By Staff Blogger/ June, 2019
Alzheimer’s Orange County compiles a weekly roundup of the latest news stories and developments about Alzheimer’s and dementia to keep you updated on what’s happening locally and all around the world. Check out this week’s headlines below:
This week, a source of controversy opened up in the pharmaceutical world when it was revealed that Pfizer, a U.S. drug company, had made a potentially groundbreaking discovery in 2015. Pfizer’s anti-inflammatory drug called Enbrel, originally prescribed for arthritis, was shown to possibly reduce the risk of Alzheimer’s disease by up to 64 percent.
Pfizer chose not to share the results or to conduct further research to verify the drug’s potential in preventing Alzheimer’s, giving way to heated debate. The company told Washington Post that they opted not to pursue a clinical trial due to a low success rate, but many speculate that market competition also influenced this decision. Read more here.
This article is a good follow up to the original article about Pfizer, and presents another perspective about why the company chose not to disclose findings about its drug. Read more here.

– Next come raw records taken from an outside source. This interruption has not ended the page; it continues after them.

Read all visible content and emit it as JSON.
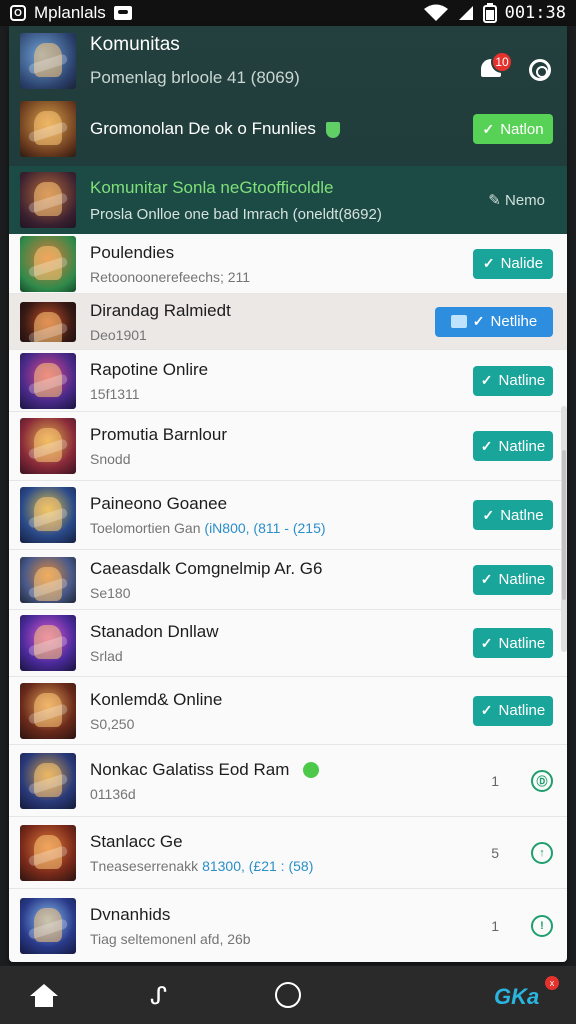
{
  "status_bar": {
    "app_name": "Mplanlals",
    "time": "001:38"
  },
  "header": {
    "title": "Komunitas",
    "subtitle": "Pomenlag brloole 41 (8069)",
    "notif_count": "10",
    "row2_title": "Gromonolan De ok o Fnunlies",
    "row2_button": "Natlon",
    "row3_title": "Komunitar Sonla neGtoofficoldle",
    "row3_sub": "Prosla Onlloe one bad Imrach (oneldt(8692)",
    "row3_button": "Nemo"
  },
  "list": [
    {
      "title": "Poulendies",
      "sub": "Retoonoonerefeechs; 211",
      "button": "Nalide",
      "variant": "teal"
    },
    {
      "title": "Dirandag Ralmiedt",
      "sub": "Deo1901",
      "button": "Netlihe",
      "variant": "blue"
    },
    {
      "title": "Rapotine Onlire",
      "sub": "15f1311",
      "button": "Natline",
      "variant": "teal"
    },
    {
      "title": "Promutia Barnlour",
      "sub": "Snodd",
      "button": "Natline",
      "variant": "teal"
    },
    {
      "title": "Paineono Goanee",
      "sub_a": "Toelomortien Gan ",
      "sub_b": "(iN800, (811 - (215)",
      "button": "Natlne",
      "variant": "teal"
    },
    {
      "title": "Caeasdalk Comgnelmip Ar. G6",
      "sub": "Se180",
      "button": "Natline",
      "variant": "teal"
    },
    {
      "title": "Stanadon Dnllaw",
      "sub": "Srlad",
      "button": "Natline",
      "variant": "teal"
    },
    {
      "title": "Konlemd& Online",
      "sub": "S0,250",
      "button": "Natline",
      "variant": "teal"
    },
    {
      "title": "Nonkac Galatiss Eod Ram",
      "sub": "01136d",
      "count": "1",
      "ring": "Ⓓ"
    },
    {
      "title": "Stanlacc Ge",
      "sub_a": "Tneaseserrenakk ",
      "sub_b": "81300, (£21 : (58)",
      "count": "5",
      "ring": "↑"
    },
    {
      "title": "Dvnanhids",
      "sub": "Tiag seltemonenl afd, 26b",
      "count": "1",
      "ring": "!"
    }
  ],
  "nav": {
    "app_label": "GKa",
    "app_badge": "x"
  },
  "colors": {
    "header_bg": "#23403e",
    "accent_teal": "#1aa59a",
    "accent_lime": "#57d156",
    "accent_blue": "#2d8ee0",
    "green_text": "#7fe07a"
  }
}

Medical Xpress released an article about a new protein that researchers found to be involved in Alzheimer’s disease.
The CAPON gene is a protein that binds to tau, a pathology in the brain that is a characteristic of Alzheimer’s. CAPON is known to be a sign of psychiatric disorders, suggesting a strong link with Alzheimer’s disease, which is often characterized by psychiatric symptoms. Scientists experimented with CAPON genes in mice, and reported “significant neurodegeneration, elevated tau, and hippocampal shrinkage.” Read more here.
ScienceDaily has also reported some very interesting findings – researchers at the University of Bergen are exploring a connection between gum disease and Alzheimer’s, suggesting that brushing your teeth and paying mind to your dental hygiene may be able to slow down the progression of the disease. Read more here.